! Personally serve process and a copy of this Order upon the defendant pursuant to
Rule 4 of the Federal Rules of Civil Procedure and 28 U.S.C. § 566(c).
! Within ten days after personal service is effected, the United States Marshal shall file the return of service for the defendant, along with evidence of any attempts to secure a waiver of service of process and of the costs subsequently incurred in effecting service on said defendant. Said costs shall be enumerated on the USM-285 form and shall include the costs incurred by the Marshal's office for photocopying additional copies of the summons and complaint and for preparing new USM-285 forms, if required. Costs of service will be taxed against the personally served defendant in accordance with the provisions of Federal Rule of Civil Procedure 4(d)(2) unless the defendant shows good cause for such failure.
Plaintiff is ORDERED to serve upon defendant or, if appearance has been entered by counsel, upon that attorney, a copy of every further pleading or other document submitted for consideration by this Court. He shall include with the original paper to be filed with the Clerk of the Court a certificate stating the date that a true and correct copy of any document was mailed to defendant or his counsel. Any paper received by a district judge or magistrate judge which has not been filed with the Clerk or which fails to include a certificate of service will be disregarded by the Court.
Defendants are ORDERED to timely file an appropriate responsive pleading to the complaint, and shall not waive filing a reply pursuant to 42 U.S.C. § 1997e(g).
Pursuant to Local Rule 72.1(a)(2), this cause is REFERRED to a United States Magistrate Judge for further pre-trial proceedings.
Further, this entire matter is hereby REFERRED to a United States Magistrate Judge for disposition, as contemplated by Local Rule 72.2(b)(2) and 28 U.S.C. § 636(c), should all the parties consent to such a referral.
Plaintiff is under a continuing obligation to keep the Clerk and each opposing party informed of any change in his whereabouts. This shall be done in writing and not later than seven (7) days after a transfer or other change in address occurs.
If Plaintiff does not comply with this Order, this case will be dismissed for failure to comply with an order of this Court. FED.R.CIV.P. 41(b); see generally Ladien v. Astrachan, 128 F.3d 1051 (7th Cir. 1997); Johnson v. Kamminga, 34 F.3d 466 (7th Cir. 1994).

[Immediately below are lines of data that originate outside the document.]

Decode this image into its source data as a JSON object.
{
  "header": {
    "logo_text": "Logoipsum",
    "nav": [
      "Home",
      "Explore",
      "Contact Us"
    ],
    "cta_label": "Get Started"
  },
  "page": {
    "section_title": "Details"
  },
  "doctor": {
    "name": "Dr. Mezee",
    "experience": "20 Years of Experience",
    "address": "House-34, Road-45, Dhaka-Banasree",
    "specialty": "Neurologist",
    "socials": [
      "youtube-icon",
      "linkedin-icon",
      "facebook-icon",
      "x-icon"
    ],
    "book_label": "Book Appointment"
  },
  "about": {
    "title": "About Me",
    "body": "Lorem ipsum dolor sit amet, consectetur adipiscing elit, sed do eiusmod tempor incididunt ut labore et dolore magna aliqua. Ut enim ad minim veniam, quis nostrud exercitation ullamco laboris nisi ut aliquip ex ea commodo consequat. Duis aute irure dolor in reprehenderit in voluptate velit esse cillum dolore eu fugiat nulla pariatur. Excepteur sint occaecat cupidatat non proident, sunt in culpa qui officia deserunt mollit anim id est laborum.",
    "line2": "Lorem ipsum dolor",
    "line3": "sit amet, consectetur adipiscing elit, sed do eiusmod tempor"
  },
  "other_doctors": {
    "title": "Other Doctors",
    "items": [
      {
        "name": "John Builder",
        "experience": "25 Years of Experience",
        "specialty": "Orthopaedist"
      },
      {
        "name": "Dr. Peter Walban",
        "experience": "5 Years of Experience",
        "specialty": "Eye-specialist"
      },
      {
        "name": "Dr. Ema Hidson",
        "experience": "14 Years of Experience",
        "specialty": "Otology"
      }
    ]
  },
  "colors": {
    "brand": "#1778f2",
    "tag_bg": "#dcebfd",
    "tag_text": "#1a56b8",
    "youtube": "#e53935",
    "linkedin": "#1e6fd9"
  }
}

IT IS SO ORDERED.
MICHAEL J. REAGAN United States District Judge